Many libraries have meeting rooms or public spaces that can be used for speakers and events, and this case reinforces the importance of making content neutral decisions regarding who can use these spaces and what they can use them for. Decisions that are not content (or viewpoint) neutral risk legal problems for the library. This also highlights the importance of a clearly defined meeting room and events policy, both to guide internal decision making and to allow staff to have clear and specific viewpoint neutral policy-based reasons if they choose to deny a request to use library space.
Recently in The American Conservative, long-time conservative writer and pundit Rod Dreher wrote about ‘Queering the Public Library.’ Dreher, a resident of Baton Rouge, Louisiana, complained about the materials and programming offered by the Free Library of Philadelphia. At issue were those books and programs related to library’s Pride Month Celebration, including ‘information on bullying, safety, and coming out,’ ‘biographies of important LGBTQIA+ figures in the community,’ and two programs: a singer/songwriter celebrating diversity and a drag show.
Discussions of Islam are essential to many subjects; history, literature, art, political science, geography, and science would all be immensely hurt by eliding Islam. Teaching calligraphy without talking about Islam would be like teaching art history without talking about Catholicism. Teachers and scholars need to be able to teach reality, not have to bend curriculum to societal fears. Students and children need to know what is real, not what some wish was real.
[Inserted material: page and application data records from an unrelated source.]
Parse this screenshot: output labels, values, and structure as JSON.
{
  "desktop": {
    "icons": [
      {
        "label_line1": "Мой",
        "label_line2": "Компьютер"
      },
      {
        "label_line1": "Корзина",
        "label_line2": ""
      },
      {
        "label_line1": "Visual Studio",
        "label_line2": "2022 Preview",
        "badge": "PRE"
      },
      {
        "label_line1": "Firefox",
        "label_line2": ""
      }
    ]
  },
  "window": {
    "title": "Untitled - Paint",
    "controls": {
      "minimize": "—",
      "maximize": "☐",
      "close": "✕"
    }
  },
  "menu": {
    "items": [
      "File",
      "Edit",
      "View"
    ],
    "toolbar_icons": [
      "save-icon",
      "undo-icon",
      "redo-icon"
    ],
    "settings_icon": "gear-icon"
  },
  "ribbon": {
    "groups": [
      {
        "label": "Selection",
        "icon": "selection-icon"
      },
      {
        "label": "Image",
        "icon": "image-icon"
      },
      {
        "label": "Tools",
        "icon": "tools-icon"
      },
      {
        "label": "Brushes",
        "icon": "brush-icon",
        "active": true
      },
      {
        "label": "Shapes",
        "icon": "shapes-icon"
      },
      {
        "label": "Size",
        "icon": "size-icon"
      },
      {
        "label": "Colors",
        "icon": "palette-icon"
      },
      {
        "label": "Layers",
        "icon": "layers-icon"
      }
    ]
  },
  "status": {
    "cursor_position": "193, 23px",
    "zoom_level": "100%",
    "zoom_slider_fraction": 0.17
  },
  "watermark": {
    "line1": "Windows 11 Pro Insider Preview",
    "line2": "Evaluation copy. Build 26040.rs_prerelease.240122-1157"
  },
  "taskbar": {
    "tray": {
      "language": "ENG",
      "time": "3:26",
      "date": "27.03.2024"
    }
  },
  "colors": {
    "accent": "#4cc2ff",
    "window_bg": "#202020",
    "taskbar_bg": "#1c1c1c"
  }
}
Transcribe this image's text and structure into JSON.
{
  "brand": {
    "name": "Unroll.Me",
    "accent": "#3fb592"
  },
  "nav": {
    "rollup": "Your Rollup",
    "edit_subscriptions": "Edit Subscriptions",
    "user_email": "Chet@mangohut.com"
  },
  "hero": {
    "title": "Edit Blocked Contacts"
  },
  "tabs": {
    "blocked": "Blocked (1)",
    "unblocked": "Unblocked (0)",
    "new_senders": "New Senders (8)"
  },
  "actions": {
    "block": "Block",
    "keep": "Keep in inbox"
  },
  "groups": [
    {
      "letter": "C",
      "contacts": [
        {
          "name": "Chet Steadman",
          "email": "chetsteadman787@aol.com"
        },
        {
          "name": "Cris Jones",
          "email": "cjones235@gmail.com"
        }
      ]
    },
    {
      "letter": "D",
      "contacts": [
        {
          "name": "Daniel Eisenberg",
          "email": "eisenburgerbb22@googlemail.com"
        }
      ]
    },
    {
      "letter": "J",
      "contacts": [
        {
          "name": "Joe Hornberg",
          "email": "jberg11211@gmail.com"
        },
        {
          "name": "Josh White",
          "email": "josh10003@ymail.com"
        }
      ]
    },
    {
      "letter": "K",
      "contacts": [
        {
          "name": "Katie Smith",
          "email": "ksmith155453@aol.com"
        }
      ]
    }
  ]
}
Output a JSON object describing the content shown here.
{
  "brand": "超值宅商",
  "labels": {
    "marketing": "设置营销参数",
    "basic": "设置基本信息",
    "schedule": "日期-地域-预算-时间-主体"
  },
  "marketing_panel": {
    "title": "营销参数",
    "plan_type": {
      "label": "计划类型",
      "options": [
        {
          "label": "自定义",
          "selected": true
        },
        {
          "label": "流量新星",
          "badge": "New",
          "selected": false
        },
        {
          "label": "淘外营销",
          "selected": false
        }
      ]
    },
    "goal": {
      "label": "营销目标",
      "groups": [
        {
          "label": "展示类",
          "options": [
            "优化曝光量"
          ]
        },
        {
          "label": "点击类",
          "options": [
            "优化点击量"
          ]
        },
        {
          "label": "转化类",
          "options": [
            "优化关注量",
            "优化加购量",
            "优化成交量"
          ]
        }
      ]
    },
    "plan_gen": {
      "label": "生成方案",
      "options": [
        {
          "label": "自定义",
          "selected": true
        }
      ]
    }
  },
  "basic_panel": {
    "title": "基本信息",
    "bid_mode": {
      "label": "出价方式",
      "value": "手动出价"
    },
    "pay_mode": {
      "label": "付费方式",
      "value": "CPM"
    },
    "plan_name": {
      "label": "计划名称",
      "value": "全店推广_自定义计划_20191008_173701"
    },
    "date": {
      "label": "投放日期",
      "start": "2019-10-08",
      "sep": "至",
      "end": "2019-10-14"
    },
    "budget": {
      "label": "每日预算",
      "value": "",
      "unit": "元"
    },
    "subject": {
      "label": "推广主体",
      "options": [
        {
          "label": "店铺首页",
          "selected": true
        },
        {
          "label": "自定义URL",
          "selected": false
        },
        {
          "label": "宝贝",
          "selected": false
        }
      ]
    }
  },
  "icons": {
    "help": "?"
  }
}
The IFC/FTRF Issues Briefing at the 2010 ALA Annual Conference features two speakers who will spotlight cutting edge intellectual freedom issues that are raising questions and concerns for libraries today. […]